The former BYU standout joined NFL Network reporters Steve Wyche and AJ Acosta and White House correspondent April Ryan during a segment on the network. Racial relations and the issues surrounding them drove the discussion in the wake of protests in recent weeks following the deaths of George Floyd, Ahmaud Arbery and Breonna Taylor.
Wyche asked Warner how the movement can stay in the limelight, even when teams return to work and the focus may be drawn away to more football-centric issues. Teams around the NFL will start training camps next month, barring any delays related to the ongoing coronavirus pandemic.
“The key is to try and find a solution where we can keep the conversation going,” Warner said. “Whatever that means, or however we do that, using our platform is very important at this time because we have a voice that a lot of people don’t have to reach a lot of different minds.”
Warner, who’s headed into his third NFL season, said the focus to making meaningful change needs to start internally.
“At the end of the day, the change needs to start inward. I look at myself — how can I be a better person out in the community and in society where I can treat others with the same love and compassion as I do with my own family.” — Fred Warner
“At the end of the day, the change needs to start inward. I look at myself — how can I be a better person out in the community and in society where I can treat others with the same love and compassion as I do with my own family,” he said.
“You’ve got to look inward, you’ve got to speak to your children. The youth are extremely powerful in creating real progress. Obviously we have a long way to go from where we need to be as a country.”
On Thursday, the NFL pledged to commit $250 million over 10 years to a fund to combat systemic racism and support the battle against racial injustices faced by African Americans.
“In terms of what we’re going to do as a team, I’m sure we’ll come up with something. I think that’s leaguewide with how we’ll continue to make this relevant and keep the conversation going to where we can create real change,” Warner said.
During another portion of the segment, Wyche asked Warner what NASCAR’s decision to ban Confederate flags at races says to him.
“Just how important this issue is, and how they’re behind it 100%. That’s huge. That’s a very big step,” Warner said.
The decision was expected to receive backlash among fans, and one racer on the truck series, Ray Ciccarelli, said he will quit at the end of the 2020 season. Bubba Wallace, the lone African American racer in NASCAR’s premier Cup series, told NPR on Friday, “It’s been a long time coming for sure.”

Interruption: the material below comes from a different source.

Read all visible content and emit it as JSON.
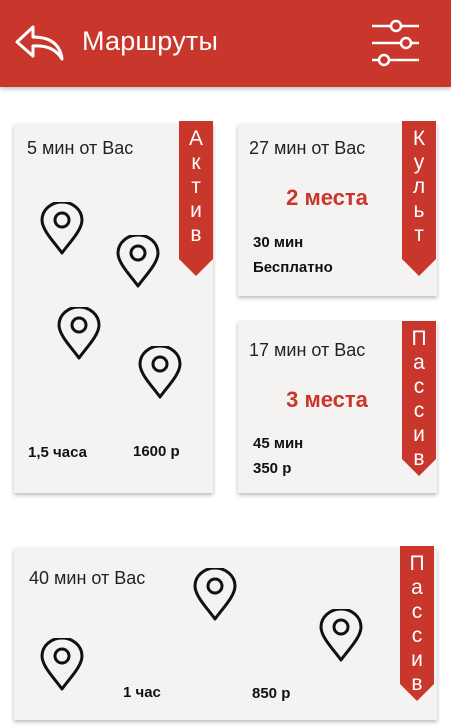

“Obviously, I don’t know a lot about NASCAR. You mentioned how it is a very big Southern sport,” Warner added. “But the fact that they were able to take that leap means that we are creating real change, and we’re starting to do things regardless of the backlash that you’re going to get because, at the end of the day, these changes should be made with zero hesitation.

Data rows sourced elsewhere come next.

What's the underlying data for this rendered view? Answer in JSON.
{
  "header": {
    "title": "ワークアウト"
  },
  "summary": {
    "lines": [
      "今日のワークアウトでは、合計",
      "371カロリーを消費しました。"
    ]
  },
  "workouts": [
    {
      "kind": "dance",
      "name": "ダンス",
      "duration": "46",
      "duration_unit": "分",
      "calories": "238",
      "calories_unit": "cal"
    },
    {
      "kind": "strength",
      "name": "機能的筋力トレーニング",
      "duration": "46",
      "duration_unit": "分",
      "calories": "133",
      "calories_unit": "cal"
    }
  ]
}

“But the fact that there are people who still do believe the things that they do and their hearts aren’t as open as others, these conversations needed to be had. Regardless if they’re tough or not, it needs to happen.”